- What are your professional/scholarly areas for improvement, as you perceive them? Please describe your professional/scholarly strengths and abilities that you think will serve you well as a doctoral student.
- Please supply the admissions committee with three samples of your professional/scholarly writing that best illustrate your capacity for analytic and critical thinking. Briefly describe in your Plan of Doctoral Study why your selection of writings is representative of these latter abilities.
- Three letters of reference
- One official copy of all transcripts in sealed envelopes (all transcripts are required, whether or not credit was earned or is desired)
- One sample of professional/scholarly writing
For more information on admission to the MSW or PhD program, please visit our website at www.socialwork.lsu.edu.
Financial assistance is available to some students. Support may be available through the student’s home department or other units in the form of research or teaching assistantships. A student should contact his or her home department for more information on available assistantship positions. To ensure consideration for financial aid, all application materials should be submitted in accordance with admission deadlines for the appropriate program.
(check current listings by department by clicking this link)
Priscilla D. Allen (M) • Gerontology, nursing homes, long-term ombudsman programs, policy issues
Annahita Ball (6A) • Research Interests: School social work; school-family-community partnerships; racial and ethnic disparities in education; school-based and -linked mental health services
Juan Barthelemy (3P) • Adolescent aggression and school violence, antiracism, recruitment and retention of minority graduate school students
Cassandra Chaney (M) • African-American Family Dynamics; Narratives among Dating, Cohabiting, and Married African-American Couples; Religiosity/Spirituality and African-American Families; Black male-female relationship dynamics in popular forms of media (television, movies, song lyrics); Qualitative Methods
Wesley Church (M) • Juvenile delinquency, mental health delivery in the juvenile justice system, stigmatized incarcerated populations, family systems, and family dynamics

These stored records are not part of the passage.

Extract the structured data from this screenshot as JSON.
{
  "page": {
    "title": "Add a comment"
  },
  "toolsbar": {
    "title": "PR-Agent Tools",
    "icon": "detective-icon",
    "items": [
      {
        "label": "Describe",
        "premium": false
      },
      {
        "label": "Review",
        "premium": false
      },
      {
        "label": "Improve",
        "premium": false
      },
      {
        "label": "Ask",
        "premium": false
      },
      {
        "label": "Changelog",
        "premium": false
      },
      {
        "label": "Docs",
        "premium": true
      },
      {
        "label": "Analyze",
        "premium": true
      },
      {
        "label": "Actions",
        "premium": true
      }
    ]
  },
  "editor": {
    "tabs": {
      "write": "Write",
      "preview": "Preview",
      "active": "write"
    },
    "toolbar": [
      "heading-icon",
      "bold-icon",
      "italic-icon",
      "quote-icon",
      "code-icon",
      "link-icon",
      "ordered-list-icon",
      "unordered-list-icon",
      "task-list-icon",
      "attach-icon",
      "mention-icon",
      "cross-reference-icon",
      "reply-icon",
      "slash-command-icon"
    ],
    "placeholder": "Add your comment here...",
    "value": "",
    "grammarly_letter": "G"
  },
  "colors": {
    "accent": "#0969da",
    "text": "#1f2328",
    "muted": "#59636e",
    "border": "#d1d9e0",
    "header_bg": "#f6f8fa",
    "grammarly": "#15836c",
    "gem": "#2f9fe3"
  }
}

Charles Grenier (EM) • Medical, mental health, research methodology
Cecile C. Guin (3F) • Death penalty mitigation, truancy issues, grant writing, juvenile justice

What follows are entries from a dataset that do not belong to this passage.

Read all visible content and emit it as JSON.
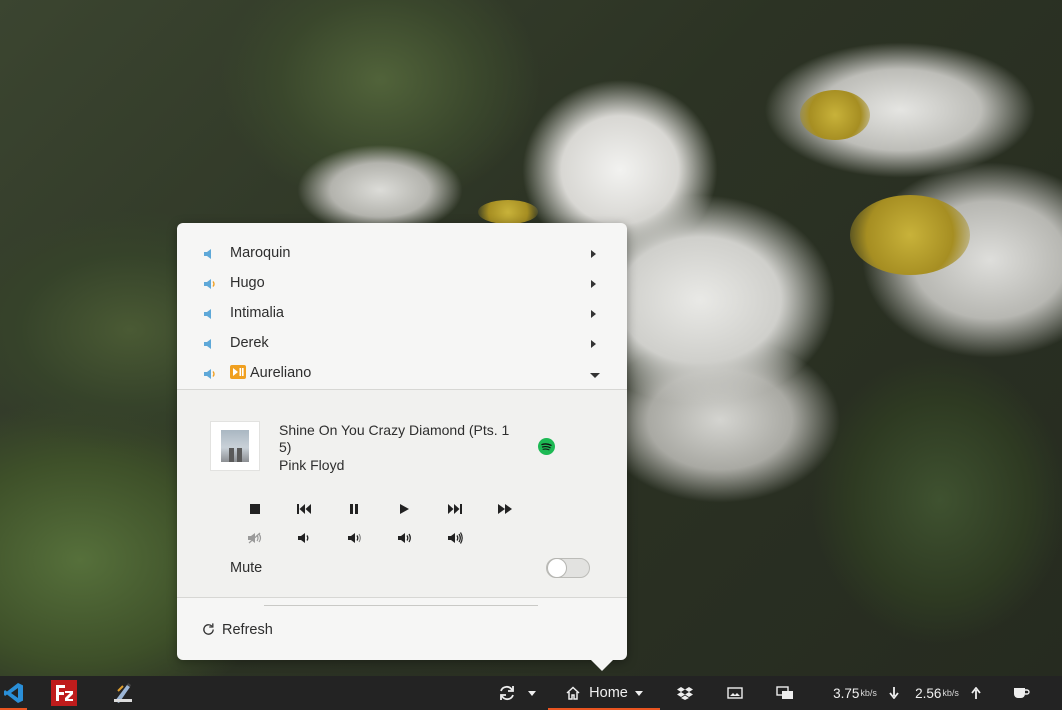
{
  "sound_menu": {
    "devices": [
      {
        "label": "Maroquin",
        "expanded": false,
        "playing": false
      },
      {
        "label": "Hugo",
        "expanded": false,
        "playing": false
      },
      {
        "label": "Intimalia",
        "expanded": false,
        "playing": false
      },
      {
        "label": "Derek",
        "expanded": false,
        "playing": false
      },
      {
        "label": "Aureliano",
        "expanded": true,
        "playing": true
      }
    ],
    "now_playing": {
      "title": "Shine On You Crazy Diamond (Pts. 1 5)",
      "artist": "Pink Floyd",
      "source_icon": "spotify-icon",
      "source_color": "#1db954"
    },
    "controls": [
      "stop-icon",
      "previous-icon",
      "pause-icon",
      "play-icon",
      "next-icon",
      "fast-forward-icon"
    ],
    "volume_presets": [
      "volume-muted-icon",
      "volume-low-icon",
      "volume-medium-icon",
      "volume-high-icon",
      "volume-max-icon"
    ],
    "mute": {
      "label": "Mute",
      "enabled": false
    },
    "refresh_label": "Refresh"
  },
  "taskbar": {
    "launchers": [
      "vscode-icon",
      "filezilla-icon",
      "text-editor-icon"
    ],
    "places_label": "Home",
    "net_down": {
      "value": "3.75",
      "unit": "kb/s"
    },
    "net_up": {
      "value": "2.56",
      "unit": "kb/s"
    },
    "accent_color": "#e95420"
  }
}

Catherine Lemieux (M) • Substance abuse assessment and intervention, evaluation of correction-based substance abuse programs, role of social support in recovery, development and testing of innovative teaching strategies that emulate core social work competencies, service-learning
Younghee Lim (M) • Evaluation of anti-poverty policies and programs, welfare reforms and well-being of families and children, poverty issues

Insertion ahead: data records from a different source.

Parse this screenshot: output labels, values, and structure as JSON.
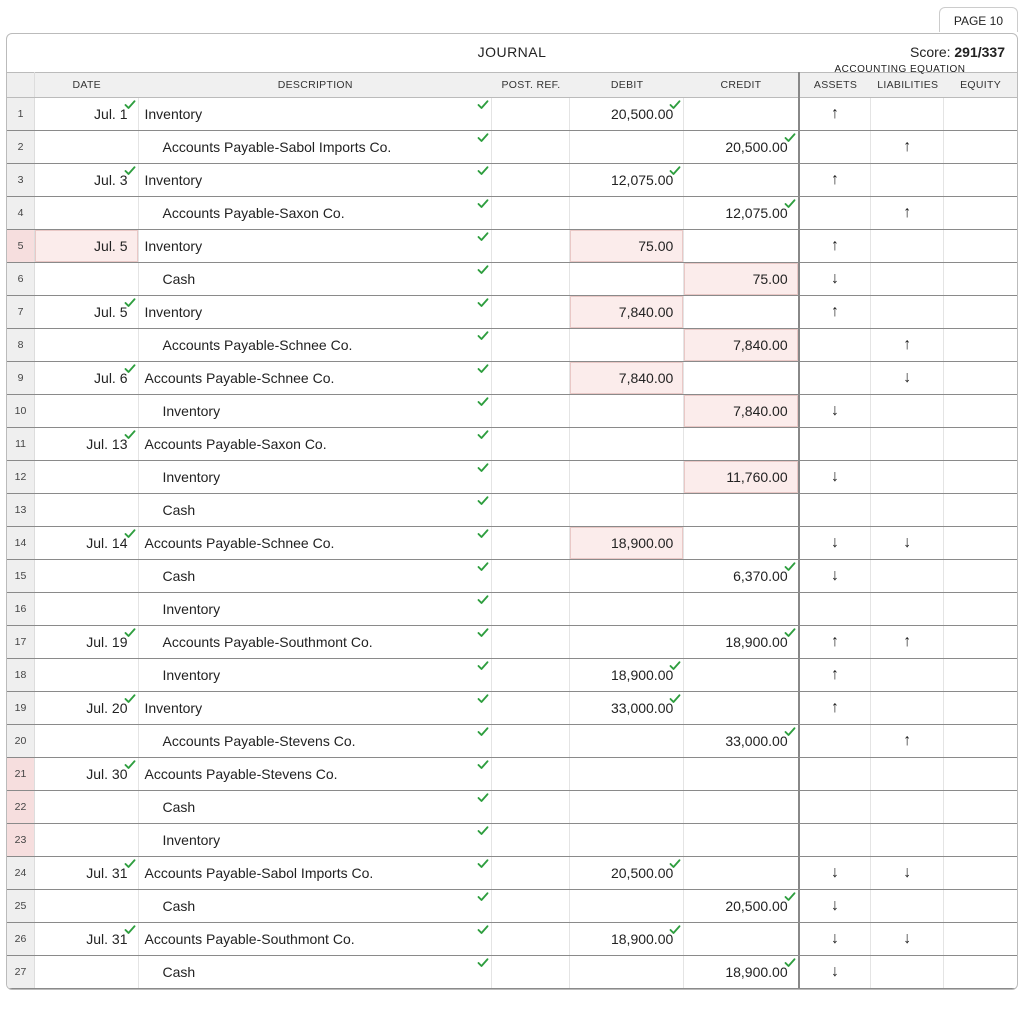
{
  "page_tab": "PAGE 10",
  "title": "JOURNAL",
  "score_label": "Score:",
  "score_value": "291/337",
  "ae_header": "ACCOUNTING EQUATION",
  "columns": {
    "date": "DATE",
    "description": "DESCRIPTION",
    "post_ref": "POST. REF.",
    "debit": "DEBIT",
    "credit": "CREDIT",
    "assets": "ASSETS",
    "liabilities": "LIABILITIES",
    "equity": "EQUITY"
  },
  "rows": [
    {
      "n": 1,
      "date": "Jul. 1",
      "date_chk": true,
      "desc": "Inventory",
      "desc_chk": true,
      "indent": false,
      "debit": "20,500.00",
      "debit_chk": true,
      "credit": "",
      "assets": "up",
      "liab": "",
      "row_err": false
    },
    {
      "n": 2,
      "date": "",
      "desc": "Accounts Payable-Sabol Imports Co.",
      "desc_chk": true,
      "indent": true,
      "debit": "",
      "credit": "20,500.00",
      "credit_chk": true,
      "assets": "",
      "liab": "up",
      "row_err": false
    },
    {
      "n": 3,
      "date": "Jul. 3",
      "date_chk": true,
      "desc": "Inventory",
      "desc_chk": true,
      "indent": false,
      "debit": "12,075.00",
      "debit_chk": true,
      "credit": "",
      "assets": "up",
      "liab": "",
      "row_err": false
    },
    {
      "n": 4,
      "date": "",
      "desc": "Accounts Payable-Saxon Co.",
      "desc_chk": true,
      "indent": true,
      "debit": "",
      "credit": "12,075.00",
      "credit_chk": true,
      "assets": "",
      "liab": "up",
      "row_err": false
    },
    {
      "n": 5,
      "date": "Jul. 5",
      "date_err": true,
      "desc": "Inventory",
      "desc_chk": true,
      "indent": false,
      "debit": "75.00",
      "debit_err": true,
      "credit": "",
      "assets": "up",
      "liab": "",
      "row_err": true
    },
    {
      "n": 6,
      "date": "",
      "desc": "Cash",
      "desc_chk": true,
      "indent": true,
      "debit": "",
      "credit": "75.00",
      "credit_err": true,
      "assets": "down",
      "liab": "",
      "row_err": false
    },
    {
      "n": 7,
      "date": "Jul. 5",
      "date_chk": true,
      "desc": "Inventory",
      "desc_chk": true,
      "indent": false,
      "debit": "7,840.00",
      "debit_err": true,
      "credit": "",
      "assets": "up",
      "liab": "",
      "row_err": false
    },
    {
      "n": 8,
      "date": "",
      "desc": "Accounts Payable-Schnee Co.",
      "desc_chk": true,
      "indent": true,
      "debit": "",
      "credit": "7,840.00",
      "credit_err": true,
      "assets": "",
      "liab": "up",
      "row_err": false
    },
    {
      "n": 9,
      "date": "Jul. 6",
      "date_chk": true,
      "desc": "Accounts Payable-Schnee Co.",
      "desc_chk": true,
      "indent": false,
      "debit": "7,840.00",
      "debit_err": true,
      "credit": "",
      "assets": "",
      "liab": "down",
      "row_err": false
    },
    {
      "n": 10,
      "date": "",
      "desc": "Inventory",
      "desc_chk": true,
      "indent": true,
      "debit": "",
      "credit": "7,840.00",
      "credit_err": true,
      "assets": "down",
      "liab": "",
      "row_err": false
    },
    {
      "n": 11,
      "date": "Jul. 13",
      "date_chk": true,
      "desc": "Accounts Payable-Saxon Co.",
      "desc_chk": true,
      "indent": false,
      "debit": "",
      "credit": "",
      "assets": "",
      "liab": "",
      "row_err": false
    },
    {
      "n": 12,
      "date": "",
      "desc": "Inventory",
      "desc_chk": true,
      "indent": true,
      "debit": "",
      "credit": "11,760.00",
      "credit_err": true,
      "assets": "down",
      "liab": "",
      "row_err": false
    },
    {
      "n": 13,
      "date": "",
      "desc": "Cash",
      "desc_chk": true,
      "indent": true,
      "debit": "",
      "credit": "",
      "assets": "",
      "liab": "",
      "row_err": false
    },
    {
      "n": 14,
      "date": "Jul. 14",
      "date_chk": true,
      "desc": "Accounts Payable-Schnee Co.",
      "desc_chk": true,
      "indent": false,
      "debit": "18,900.00",
      "debit_err": true,
      "credit": "",
      "assets": "down",
      "liab": "down",
      "row_err": false
    },
    {
      "n": 15,
      "date": "",
      "desc": "Cash",
      "desc_chk": true,
      "indent": true,
      "debit": "",
      "credit": "6,370.00",
      "credit_chk": true,
      "assets": "down",
      "liab": "",
      "row_err": false
    },
    {
      "n": 16,
      "date": "",
      "desc": "Inventory",
      "desc_chk": true,
      "indent": true,
      "debit": "",
      "credit": "",
      "assets": "",
      "liab": "",
      "row_err": false
    },
    {
      "n": 17,
      "date": "Jul. 19",
      "date_chk": true,
      "desc": "Accounts Payable-Southmont Co.",
      "desc_chk": true,
      "indent": true,
      "debit": "",
      "credit": "18,900.00",
      "credit_chk": true,
      "assets": "up",
      "liab": "up",
      "row_err": false
    },
    {
      "n": 18,
      "date": "",
      "desc": "Inventory",
      "desc_chk": true,
      "indent": true,
      "debit": "18,900.00",
      "debit_chk": true,
      "credit": "",
      "assets": "up",
      "liab": "",
      "row_err": false
    },
    {
      "n": 19,
      "date": "Jul. 20",
      "date_chk": true,
      "desc": "Inventory",
      "desc_chk": true,
      "indent": false,
      "debit": "33,000.00",
      "debit_chk": true,
      "credit": "",
      "assets": "up",
      "liab": "",
      "row_err": false
    },
    {
      "n": 20,
      "date": "",
      "desc": "Accounts Payable-Stevens Co.",
      "desc_chk": true,
      "indent": true,
      "debit": "",
      "credit": "33,000.00",
      "credit_chk": true,
      "assets": "",
      "liab": "up",
      "row_err": false
    },
    {
      "n": 21,
      "date": "Jul. 30",
      "date_chk": true,
      "desc": "Accounts Payable-Stevens Co.",
      "desc_chk": true,
      "indent": false,
      "debit": "",
      "credit": "",
      "assets": "",
      "liab": "",
      "row_err": true
    },
    {
      "n": 22,
      "date": "",
      "desc": "Cash",
      "desc_chk": true,
      "indent": true,
      "debit": "",
      "credit": "",
      "assets": "",
      "liab": "",
      "row_err": true
    },
    {
      "n": 23,
      "date": "",
      "desc": "Inventory",
      "desc_chk": true,
      "indent": true,
      "debit": "",
      "credit": "",
      "assets": "",
      "liab": "",
      "row_err": true
    },
    {
      "n": 24,
      "date": "Jul. 31",
      "date_chk": true,
      "desc": "Accounts Payable-Sabol Imports Co.",
      "desc_chk": true,
      "indent": false,
      "debit": "20,500.00",
      "debit_chk": true,
      "credit": "",
      "assets": "down",
      "liab": "down",
      "row_err": false
    },
    {
      "n": 25,
      "date": "",
      "desc": "Cash",
      "desc_chk": true,
      "indent": true,
      "debit": "",
      "credit": "20,500.00",
      "credit_chk": true,
      "assets": "down",
      "liab": "",
      "row_err": false
    },
    {
      "n": 26,
      "date": "Jul. 31",
      "date_chk": true,
      "desc": "Accounts Payable-Southmont Co.",
      "desc_chk": true,
      "indent": false,
      "debit": "18,900.00",
      "debit_chk": true,
      "credit": "",
      "assets": "down",
      "liab": "down",
      "row_err": false
    },
    {
      "n": 27,
      "date": "",
      "desc": "Cash",
      "desc_chk": true,
      "indent": true,
      "debit": "",
      "credit": "18,900.00",
      "credit_chk": true,
      "assets": "down",
      "liab": "",
      "row_err": false
    }
  ]
}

Michelle Livermore (M) • Poverty and related policies, social development, community social capital, civic engagement, employment of women living in poverty
Elaine Maccio (M) • Gay and lesbian issues, gender and women’s issues, diversity and multiculturalism, substance use/abuse and addictions
Loren Marks (M) • Religion and family, African-American families, qualitative methods
Brij Mohan (EM) • Mental health, social theory, philosophy of science, human diversity, oppression, international and comparative social welfare
Pamela Monroe (M) • Family policy, poverty, welfare reform, women’s labor force participation, economic revitalization/work force development
Timothy F. Page (M) • Child and family treatment, attachment theory, vulnerable children, narrative methodologies with young children, clinical practice
Sarah Pierce (6A) • Experiences in the parent-child relationship and in the teacher-child relationship; Developmental Systems Theory
Katherine Stamps-Mitchell (6A) • Primary Areas of Research Interest: Sociology of Families and Children, Life Course, Social Demography, Stratification, Fertility, Education, Public Policy
Scott Wilks (M) • Coping and resilience among dementia caregivers, custodial grandparent issues, gerontological social work
Mi Youn Yang (6A) • Poverty, child abuse and neglect, child well-being
ProgramsDoctor of PhilosophyMaster of Social Work